By Moe White –
The two-year anniversary of the attempted coup against our government has taken up most of the news recently, along with the chaos in the House of Representatives as the new Republican majority attempted, and finally succeeded, at electing Kevin McCarthy as Speaker.
But January 2023 also marks the 100th anniversary of the destruction of the Black town of Rosewood, Florida, by racist vigilantes backed up by local town and county law enforcement officers.
On January 1, 1923, in a familiar scenario, Fannie Taylor, a married White woman from the neighboring town of Sumner, Florida, claimed a Black man had assaulted her and fled into the swamps. The speculation is that she was trying to hide from her husband an affair with, and assault by, a fellow White man. As her story spread, White vigilantes from neighboring towns began to infiltrate Rosewood, seeking the supposed perpetrator by using a hunting dog to track a human scent from near her home, into Rosewood, through a house there, and out again into the wilderness.

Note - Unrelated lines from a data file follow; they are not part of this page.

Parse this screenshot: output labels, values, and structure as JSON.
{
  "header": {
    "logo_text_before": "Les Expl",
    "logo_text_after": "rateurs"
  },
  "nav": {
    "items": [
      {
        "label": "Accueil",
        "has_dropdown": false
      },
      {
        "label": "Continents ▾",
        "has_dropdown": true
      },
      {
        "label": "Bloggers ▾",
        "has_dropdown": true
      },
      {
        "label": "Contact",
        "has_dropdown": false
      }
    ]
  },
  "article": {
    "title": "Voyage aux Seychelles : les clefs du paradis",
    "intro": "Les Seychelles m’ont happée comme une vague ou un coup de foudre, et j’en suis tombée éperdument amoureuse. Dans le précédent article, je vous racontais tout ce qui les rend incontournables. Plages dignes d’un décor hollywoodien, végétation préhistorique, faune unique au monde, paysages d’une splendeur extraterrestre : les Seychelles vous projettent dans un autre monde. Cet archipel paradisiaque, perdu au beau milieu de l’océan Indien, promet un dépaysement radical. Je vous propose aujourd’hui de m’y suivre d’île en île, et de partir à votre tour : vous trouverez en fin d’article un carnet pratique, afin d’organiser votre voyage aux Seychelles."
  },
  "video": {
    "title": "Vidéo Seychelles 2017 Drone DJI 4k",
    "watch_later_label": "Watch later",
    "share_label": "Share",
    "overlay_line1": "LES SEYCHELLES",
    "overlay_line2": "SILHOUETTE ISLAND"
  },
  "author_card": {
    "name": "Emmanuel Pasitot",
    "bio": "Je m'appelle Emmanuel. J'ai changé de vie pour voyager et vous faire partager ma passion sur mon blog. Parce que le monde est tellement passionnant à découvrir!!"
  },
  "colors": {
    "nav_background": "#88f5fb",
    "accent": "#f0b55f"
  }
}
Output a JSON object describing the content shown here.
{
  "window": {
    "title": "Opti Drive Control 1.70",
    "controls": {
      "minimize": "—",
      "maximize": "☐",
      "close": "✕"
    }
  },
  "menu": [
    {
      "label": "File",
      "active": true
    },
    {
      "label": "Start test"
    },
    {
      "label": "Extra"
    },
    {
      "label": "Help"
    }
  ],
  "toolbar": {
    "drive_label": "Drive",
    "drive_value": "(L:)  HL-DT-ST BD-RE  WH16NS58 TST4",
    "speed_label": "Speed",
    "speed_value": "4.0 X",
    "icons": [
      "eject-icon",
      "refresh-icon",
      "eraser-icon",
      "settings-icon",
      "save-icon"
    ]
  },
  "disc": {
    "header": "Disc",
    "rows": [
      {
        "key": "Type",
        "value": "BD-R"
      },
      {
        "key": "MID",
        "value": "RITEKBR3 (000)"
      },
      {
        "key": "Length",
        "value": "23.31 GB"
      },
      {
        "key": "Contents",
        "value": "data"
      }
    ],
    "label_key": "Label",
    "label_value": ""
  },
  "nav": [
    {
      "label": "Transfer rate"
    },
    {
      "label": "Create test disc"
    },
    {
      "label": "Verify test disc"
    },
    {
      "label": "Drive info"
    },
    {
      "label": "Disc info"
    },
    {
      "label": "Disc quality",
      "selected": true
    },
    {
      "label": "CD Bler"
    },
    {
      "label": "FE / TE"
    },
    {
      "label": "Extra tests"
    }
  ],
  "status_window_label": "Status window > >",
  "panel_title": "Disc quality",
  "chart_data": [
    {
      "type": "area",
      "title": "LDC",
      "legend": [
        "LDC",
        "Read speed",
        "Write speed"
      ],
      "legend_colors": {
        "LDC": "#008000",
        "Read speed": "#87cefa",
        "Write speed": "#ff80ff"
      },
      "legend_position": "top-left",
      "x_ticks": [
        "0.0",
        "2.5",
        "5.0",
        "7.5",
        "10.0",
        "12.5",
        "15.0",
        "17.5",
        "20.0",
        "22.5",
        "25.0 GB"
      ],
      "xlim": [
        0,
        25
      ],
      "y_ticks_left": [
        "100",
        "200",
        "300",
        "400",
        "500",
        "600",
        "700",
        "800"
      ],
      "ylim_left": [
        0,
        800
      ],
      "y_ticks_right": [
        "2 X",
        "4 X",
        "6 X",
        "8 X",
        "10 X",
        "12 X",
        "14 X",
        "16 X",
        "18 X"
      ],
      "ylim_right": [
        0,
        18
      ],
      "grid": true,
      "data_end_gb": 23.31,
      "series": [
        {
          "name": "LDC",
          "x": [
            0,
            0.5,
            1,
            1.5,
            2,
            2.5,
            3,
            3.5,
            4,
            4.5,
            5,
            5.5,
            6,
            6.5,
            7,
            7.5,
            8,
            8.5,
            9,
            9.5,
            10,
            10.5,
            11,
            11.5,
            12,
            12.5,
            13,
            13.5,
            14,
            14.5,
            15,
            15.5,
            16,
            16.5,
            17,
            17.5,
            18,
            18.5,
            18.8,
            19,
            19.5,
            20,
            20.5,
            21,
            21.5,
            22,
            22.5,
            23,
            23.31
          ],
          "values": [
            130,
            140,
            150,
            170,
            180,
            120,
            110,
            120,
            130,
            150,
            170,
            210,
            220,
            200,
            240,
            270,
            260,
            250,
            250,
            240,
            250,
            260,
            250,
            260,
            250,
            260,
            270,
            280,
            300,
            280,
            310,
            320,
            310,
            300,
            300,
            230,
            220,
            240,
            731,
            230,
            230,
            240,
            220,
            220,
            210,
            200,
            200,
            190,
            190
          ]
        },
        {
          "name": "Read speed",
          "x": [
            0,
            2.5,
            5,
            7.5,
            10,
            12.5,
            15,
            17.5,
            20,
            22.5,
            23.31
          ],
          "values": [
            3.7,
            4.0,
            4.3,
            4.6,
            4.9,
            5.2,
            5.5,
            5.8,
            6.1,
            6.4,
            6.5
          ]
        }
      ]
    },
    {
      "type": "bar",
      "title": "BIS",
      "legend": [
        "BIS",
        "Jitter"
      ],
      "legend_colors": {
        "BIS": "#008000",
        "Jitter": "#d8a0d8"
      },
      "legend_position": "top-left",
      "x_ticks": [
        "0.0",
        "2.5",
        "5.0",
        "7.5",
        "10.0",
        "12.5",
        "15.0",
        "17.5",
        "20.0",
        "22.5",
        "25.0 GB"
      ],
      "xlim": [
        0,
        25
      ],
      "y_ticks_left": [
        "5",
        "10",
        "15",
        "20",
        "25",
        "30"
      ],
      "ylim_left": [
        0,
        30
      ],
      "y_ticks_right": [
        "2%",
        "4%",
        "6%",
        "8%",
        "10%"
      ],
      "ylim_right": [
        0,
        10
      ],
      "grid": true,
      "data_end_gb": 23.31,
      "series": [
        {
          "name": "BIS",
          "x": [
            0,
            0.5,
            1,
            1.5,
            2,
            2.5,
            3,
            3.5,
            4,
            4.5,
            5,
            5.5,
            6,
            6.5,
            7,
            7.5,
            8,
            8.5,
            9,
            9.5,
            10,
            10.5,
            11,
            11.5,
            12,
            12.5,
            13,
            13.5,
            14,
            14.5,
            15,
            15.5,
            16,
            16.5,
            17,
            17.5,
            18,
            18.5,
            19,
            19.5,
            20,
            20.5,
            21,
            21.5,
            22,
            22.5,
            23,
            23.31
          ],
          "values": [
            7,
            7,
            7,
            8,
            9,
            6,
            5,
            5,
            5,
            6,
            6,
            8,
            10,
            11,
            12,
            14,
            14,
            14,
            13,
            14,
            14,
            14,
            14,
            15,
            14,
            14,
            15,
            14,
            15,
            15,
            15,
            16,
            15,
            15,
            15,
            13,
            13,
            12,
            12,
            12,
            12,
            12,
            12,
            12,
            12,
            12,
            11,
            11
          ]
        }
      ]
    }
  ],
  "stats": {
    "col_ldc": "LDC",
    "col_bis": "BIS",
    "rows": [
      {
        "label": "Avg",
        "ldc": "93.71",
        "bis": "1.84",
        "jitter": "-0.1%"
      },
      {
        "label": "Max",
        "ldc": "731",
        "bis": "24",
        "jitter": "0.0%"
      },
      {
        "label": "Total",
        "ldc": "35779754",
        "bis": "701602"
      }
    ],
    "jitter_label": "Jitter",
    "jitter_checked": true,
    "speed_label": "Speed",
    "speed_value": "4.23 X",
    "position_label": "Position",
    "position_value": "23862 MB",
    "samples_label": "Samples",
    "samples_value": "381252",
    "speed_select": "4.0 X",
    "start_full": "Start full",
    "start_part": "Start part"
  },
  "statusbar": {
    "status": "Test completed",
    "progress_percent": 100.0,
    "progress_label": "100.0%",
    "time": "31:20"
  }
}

For the next several days, the sheriff, his deputies, and White vigilantes wrought havoc on the town, as Black residents hid in the local mill, in the woods, and in the home of John M. Wright and a few other courageous White families willing to shelter their neighbors. By January 7, the town was burned to the ground and most of the residents had fled to Chicago, New York, and other havens in the North, never to return.
Seeking lost history
In 1982 a reporter, Gary Moore, had begun delving into the hidden history; that year he tracked down some survivors and wrote up the story for the St. Petersburg Times Sunday magazine. “Rosewood stands as a symbol of the countless secret deaths and tortures that took place in an era that has slipped from view,” he wrote.
Moore then contacted producers at CBS, and following more research and finding more survivors, the news program 60 Minutes ran a segment on Rosewood in 1983. Nearly 15 years later, the 1997 film Rosewood, starring Don Cheadle, Ving Rhames and Jon Voight, told the story of the massacre to an even larger audience.
Legal ramifications—70 years later
In 1992, after the hidden history had been unearthed and proven by reporter Gary Moore, a few survivors filed a legal claim against the state. They based their case on the failure of the governor and other state and local officials to protect Rosewood residents’ lives and property.
When Moore, hired by the legislature to report on the episode, presented his full documentation, the legislature, citing the need for “equity, justice, fairness and healing,” approved payments of up to $150,000 to each of the nine people who could prove they had lived in Rosewood in 1923. The state also set up a scholarship for survivors’ descendants. This is one of the few, and earliest, examples of reparations being made to individuals or a community for government misdeeds in the past.
Commemorated at last
It was not until 2004 that the state of Florida erected a plaque (https://www.hmdb.org/m.asp?m=17707) commemorating the destruction of the community and the deaths of at least six Black residents and two White men. Those two—a sheriff’s deputy and a local lumberman—had tried to invade the home of Sarah Carrier, a Black woman who did laundry for White families. To protect her and his cousin, her grown son Sylvester shot them as they tried to come through the doorway; he was later tracked down and killed.
Yet, like the Wilmington Massacre and Coup of 1898 and the massacre and destruction of Tulsa’s Black Wall Street in 1922, the story of Rosewood is rarely remembered and even more rarely taught in school history classes. But it, like the other racist, vigilante attacks on the Black community throughout American history, is an indelible part of our past, present, and future.